In the suburbs of Chicago, USA, a group of scientists discovered that the mass of a subatomic particle is not what it should be.
This measurement is the first conclusive experimental result inconsistent with the famous Standard Model theory, which has worked for years to determine the approximate mass of subatomic particles.
The team found that one of these particles is known as W BosonIt weighs more than the theory expects.
Professor David Toback, a spokesman for the project, described the result as “shocking”, as it could lead to the development of a new and more comprehensive theory of how the universe works.
“If the results were verified by other trials, the world would look different,” the academic tells the BBC, who even sees a “paradigm shift”.
The famous astronomer Carl Sagan said that “extraordinary claims require extraordinary evidence”. “We think we have that,” he added.
Scholars Fermilab Collider Detector The FCD in Illinois found a small difference in the mass of the W boson compared to what theory says it should be: it’s just 0.1%.
But if this is confirmed by other experiments, the effects would be enormous.
The so-called Standard Model of particle physics has been predicting the behavior and properties of subatomic particles without contradictions of any kind for fifty years.
Another CDF spokesperson, Professor Giorgio Chiarelli, told the BBC the research team could not believe their eyes when they got the results.
“No one expected this. We thought maybe we were wrong about something.”
But the researchers carefully reviewed their results and tried to look for errors.
They didn’t find anything.
The result was published in the magazine to knowcan be related to Evidence from other experiments at Fermilab and the Large Hadron Collider (LHC, for its English acronym), is located on the border between Switzerland and France.
These results, which have not yet been confirmed, also indicate deviations from the Standard Model, possibly caused by the as yet undiscovered force of fifth nature.
Physicists have known for some time that the theory needs updating.
His axioms cannot explain the existence of invisible matter in space, the so-called dark matter, nor the continuous accelerating expansion of the universe by a force called dark energy.
They also cannot explain gravity.
Mitesh Patel, an expert at Imperial College London who works on the LHC, believes that if Fermilab’s result is confirmed, it could be the first of many that could herald the biggest shift in our understanding of the universe since Einstein’s theories of relativity. since.
“We hope eventually to see an amazing discovery that not only confirms that the Standard Model has broken down as a description of nature, but also gives us a new direction to help us understand who we are,” he said.
“If this continues, there will have to be new particles and new forces to explain how to make this data consistent,” he added.
But enthusiasm in the physics community grows when past experiences are reviewed.
Although the Fermilab result is the most accurate measurement of W boson mass to date, it does not match two of the most accurate measurements from previous experiments that are in line with the Standard Model.

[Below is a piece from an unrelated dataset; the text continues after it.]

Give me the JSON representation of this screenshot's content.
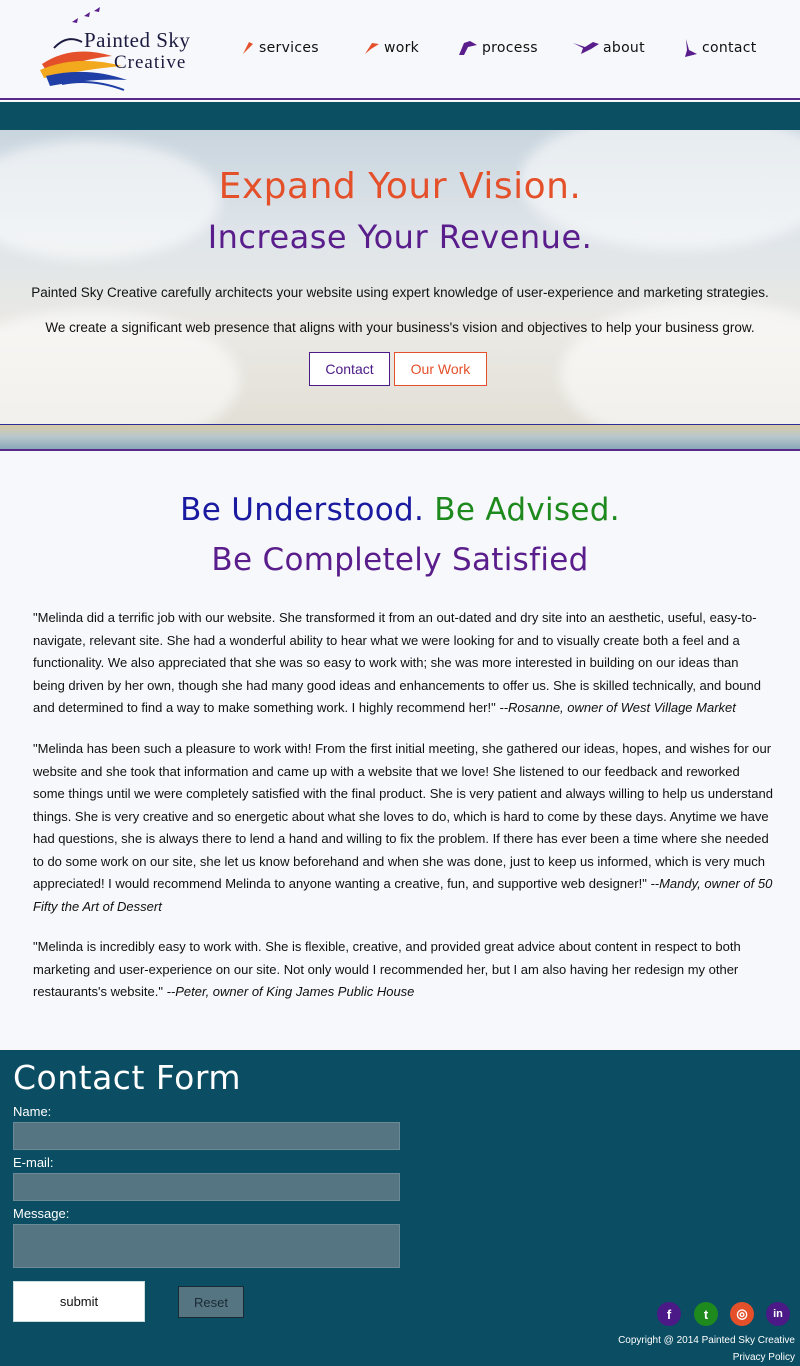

“We need to know what is happening to the measurement,” says Professor Ben Alanache, a theoretical physicist at the University of Cambridge.
“The fact that we have two other experiments that agree with each other and with the Standard Model and are so opposed to this experiment worries me,” he adds.
All eyes are now on Large Hadron Collider That you should restart your experiments after a three-year update.
The hope is that these studies will provide results that will lay the foundations for a new, more complete theory of physics.
“Most scientists would be a bit cautious,” Patel says.
“We’ve been here before and been disappointed, but we all secretly hope that’s really the case and that in our lives we can see the kind of transformation we read about in the history books,” he says.
Written by Bulab Ghosh